Select the lines of the records containing the word "date" and list them.

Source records
··········

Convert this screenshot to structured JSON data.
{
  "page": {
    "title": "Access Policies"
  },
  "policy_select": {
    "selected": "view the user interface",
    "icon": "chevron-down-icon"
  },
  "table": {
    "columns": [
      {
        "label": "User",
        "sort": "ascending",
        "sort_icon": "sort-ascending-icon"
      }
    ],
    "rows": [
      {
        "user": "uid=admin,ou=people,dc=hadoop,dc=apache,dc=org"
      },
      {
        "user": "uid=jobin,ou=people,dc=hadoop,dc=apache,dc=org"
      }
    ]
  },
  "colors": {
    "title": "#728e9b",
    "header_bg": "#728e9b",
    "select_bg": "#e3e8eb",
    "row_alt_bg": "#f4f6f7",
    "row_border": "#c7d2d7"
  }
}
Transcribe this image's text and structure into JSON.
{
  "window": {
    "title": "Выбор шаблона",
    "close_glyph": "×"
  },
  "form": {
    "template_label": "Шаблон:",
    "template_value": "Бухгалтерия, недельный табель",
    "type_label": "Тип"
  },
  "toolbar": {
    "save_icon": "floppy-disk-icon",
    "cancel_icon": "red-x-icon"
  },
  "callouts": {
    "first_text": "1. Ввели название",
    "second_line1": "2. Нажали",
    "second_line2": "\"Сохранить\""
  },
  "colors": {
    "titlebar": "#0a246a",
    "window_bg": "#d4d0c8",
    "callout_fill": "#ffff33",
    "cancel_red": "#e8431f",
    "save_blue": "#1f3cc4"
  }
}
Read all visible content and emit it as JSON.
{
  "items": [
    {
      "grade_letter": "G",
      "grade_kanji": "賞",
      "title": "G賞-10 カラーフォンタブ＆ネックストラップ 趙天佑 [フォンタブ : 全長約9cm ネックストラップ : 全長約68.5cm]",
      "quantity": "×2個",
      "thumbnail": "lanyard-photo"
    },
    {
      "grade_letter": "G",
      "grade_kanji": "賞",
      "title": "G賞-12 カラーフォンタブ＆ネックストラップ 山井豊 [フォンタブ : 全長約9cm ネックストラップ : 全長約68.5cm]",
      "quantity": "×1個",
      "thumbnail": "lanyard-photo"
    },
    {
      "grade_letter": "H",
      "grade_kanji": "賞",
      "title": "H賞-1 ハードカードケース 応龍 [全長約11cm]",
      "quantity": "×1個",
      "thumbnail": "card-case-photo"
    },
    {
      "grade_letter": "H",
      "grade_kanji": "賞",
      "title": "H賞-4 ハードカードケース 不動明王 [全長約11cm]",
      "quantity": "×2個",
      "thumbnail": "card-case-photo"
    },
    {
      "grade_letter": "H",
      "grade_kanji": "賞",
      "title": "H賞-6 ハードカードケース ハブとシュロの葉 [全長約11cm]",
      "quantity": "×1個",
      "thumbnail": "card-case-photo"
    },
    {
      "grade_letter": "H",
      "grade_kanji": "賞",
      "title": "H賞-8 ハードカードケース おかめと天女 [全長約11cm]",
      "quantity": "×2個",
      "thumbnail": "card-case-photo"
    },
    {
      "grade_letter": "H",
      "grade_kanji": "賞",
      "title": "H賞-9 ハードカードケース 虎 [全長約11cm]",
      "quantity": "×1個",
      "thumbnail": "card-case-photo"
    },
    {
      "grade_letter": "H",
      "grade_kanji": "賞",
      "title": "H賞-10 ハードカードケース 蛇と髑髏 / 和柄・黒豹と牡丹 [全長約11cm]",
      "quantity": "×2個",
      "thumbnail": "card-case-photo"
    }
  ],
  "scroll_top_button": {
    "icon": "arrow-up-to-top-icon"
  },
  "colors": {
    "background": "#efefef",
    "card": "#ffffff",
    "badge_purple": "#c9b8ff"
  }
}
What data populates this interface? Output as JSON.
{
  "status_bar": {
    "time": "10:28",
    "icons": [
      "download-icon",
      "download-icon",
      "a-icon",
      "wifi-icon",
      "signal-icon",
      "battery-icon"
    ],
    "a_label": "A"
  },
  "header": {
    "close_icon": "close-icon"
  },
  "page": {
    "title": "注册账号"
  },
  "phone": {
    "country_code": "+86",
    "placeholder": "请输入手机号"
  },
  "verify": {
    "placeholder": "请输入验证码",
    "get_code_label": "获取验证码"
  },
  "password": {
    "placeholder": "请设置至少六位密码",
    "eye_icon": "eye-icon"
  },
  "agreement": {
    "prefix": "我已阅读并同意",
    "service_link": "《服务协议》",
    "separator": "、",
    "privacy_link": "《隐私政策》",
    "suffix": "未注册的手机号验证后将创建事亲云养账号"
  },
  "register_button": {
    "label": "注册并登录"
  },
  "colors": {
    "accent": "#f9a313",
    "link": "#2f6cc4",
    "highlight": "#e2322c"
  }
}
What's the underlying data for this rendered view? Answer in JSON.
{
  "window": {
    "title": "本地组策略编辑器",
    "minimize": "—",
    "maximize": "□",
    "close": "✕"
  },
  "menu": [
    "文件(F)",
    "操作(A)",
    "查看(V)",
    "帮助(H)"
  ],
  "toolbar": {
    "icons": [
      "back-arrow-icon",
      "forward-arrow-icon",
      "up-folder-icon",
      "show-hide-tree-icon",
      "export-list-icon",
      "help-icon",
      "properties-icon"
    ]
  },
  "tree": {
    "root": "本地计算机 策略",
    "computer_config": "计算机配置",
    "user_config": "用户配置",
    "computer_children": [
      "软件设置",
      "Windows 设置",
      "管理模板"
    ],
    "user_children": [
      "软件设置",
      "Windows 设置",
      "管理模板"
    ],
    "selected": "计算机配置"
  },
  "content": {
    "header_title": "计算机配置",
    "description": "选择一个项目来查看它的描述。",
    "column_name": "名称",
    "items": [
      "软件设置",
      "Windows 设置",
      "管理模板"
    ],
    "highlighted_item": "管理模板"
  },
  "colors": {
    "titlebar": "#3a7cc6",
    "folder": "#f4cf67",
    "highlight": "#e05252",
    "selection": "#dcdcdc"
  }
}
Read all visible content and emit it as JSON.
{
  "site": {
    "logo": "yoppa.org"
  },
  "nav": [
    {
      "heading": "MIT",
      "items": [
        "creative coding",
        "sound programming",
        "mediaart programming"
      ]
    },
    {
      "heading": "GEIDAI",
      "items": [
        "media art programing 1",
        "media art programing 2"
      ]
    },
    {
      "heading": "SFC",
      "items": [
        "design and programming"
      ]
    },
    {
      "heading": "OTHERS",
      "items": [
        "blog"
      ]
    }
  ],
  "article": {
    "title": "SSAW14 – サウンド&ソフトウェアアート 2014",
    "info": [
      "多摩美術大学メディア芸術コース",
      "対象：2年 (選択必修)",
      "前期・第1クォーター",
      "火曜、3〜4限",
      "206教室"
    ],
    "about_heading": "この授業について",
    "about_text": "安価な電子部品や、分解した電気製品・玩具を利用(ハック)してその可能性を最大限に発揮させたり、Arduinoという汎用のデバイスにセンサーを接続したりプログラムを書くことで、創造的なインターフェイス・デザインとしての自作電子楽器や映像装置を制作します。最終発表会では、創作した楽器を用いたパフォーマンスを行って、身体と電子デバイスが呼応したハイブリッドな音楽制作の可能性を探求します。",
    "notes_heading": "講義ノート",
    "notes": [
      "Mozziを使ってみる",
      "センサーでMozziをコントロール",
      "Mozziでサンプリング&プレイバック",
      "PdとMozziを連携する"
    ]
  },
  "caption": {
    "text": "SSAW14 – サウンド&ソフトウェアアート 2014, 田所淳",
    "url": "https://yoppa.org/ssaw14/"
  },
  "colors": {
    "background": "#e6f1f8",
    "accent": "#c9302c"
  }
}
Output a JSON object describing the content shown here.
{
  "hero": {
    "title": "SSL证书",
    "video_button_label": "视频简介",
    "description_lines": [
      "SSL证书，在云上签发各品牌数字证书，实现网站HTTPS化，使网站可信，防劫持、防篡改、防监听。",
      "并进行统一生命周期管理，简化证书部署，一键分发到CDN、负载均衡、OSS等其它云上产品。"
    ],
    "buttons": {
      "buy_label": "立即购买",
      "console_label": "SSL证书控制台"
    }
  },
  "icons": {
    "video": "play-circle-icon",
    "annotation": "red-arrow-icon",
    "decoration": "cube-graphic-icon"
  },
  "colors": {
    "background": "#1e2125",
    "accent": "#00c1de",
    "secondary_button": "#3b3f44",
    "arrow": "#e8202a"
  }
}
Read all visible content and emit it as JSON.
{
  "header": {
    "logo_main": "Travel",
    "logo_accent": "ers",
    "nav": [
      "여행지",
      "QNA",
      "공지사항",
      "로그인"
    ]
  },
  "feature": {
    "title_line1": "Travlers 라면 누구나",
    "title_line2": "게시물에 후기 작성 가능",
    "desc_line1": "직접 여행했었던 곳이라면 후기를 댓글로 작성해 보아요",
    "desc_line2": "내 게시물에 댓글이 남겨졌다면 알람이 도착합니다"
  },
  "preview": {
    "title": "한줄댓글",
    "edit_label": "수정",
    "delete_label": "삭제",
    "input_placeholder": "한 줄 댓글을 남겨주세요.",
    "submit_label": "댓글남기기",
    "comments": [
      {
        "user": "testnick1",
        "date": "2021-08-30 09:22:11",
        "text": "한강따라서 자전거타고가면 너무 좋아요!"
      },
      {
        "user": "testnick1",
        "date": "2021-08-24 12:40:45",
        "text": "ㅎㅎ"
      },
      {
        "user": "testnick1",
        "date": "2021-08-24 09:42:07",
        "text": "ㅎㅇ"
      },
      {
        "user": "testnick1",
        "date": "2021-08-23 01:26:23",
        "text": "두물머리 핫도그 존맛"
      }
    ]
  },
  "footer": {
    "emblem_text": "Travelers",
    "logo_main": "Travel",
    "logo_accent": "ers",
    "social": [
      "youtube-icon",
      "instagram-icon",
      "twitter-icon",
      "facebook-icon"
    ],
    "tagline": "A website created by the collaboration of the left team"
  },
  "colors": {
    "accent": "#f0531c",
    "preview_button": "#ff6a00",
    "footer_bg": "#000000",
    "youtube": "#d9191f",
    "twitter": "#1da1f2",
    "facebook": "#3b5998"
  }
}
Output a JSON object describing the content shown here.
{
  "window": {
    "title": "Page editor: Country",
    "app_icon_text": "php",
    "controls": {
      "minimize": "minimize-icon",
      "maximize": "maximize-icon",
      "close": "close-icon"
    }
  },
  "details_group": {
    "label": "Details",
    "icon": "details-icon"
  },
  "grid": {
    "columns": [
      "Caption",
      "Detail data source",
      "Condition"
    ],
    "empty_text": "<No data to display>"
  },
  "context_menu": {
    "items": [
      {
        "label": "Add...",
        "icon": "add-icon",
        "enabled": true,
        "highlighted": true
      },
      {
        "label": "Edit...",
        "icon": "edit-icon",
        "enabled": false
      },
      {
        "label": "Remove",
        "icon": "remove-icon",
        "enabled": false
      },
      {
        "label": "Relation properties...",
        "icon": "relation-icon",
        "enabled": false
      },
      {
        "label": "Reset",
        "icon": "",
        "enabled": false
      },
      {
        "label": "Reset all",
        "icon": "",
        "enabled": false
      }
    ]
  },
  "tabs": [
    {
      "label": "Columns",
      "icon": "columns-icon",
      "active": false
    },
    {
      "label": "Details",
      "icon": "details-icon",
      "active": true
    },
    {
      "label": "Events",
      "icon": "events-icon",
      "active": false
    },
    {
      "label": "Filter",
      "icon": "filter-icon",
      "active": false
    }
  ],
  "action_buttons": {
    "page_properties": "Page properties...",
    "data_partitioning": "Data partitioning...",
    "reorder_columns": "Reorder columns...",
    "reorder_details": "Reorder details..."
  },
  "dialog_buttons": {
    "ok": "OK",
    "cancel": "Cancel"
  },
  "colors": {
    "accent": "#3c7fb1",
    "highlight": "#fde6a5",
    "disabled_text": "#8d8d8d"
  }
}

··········

Written answer
        "date": "2021-08-30 09:22:11",
        "date": "2021-08-24 12:40:45",
        "date": "2021-08-24 09:42:07",
        "date": "2021-08-23 01:26:23",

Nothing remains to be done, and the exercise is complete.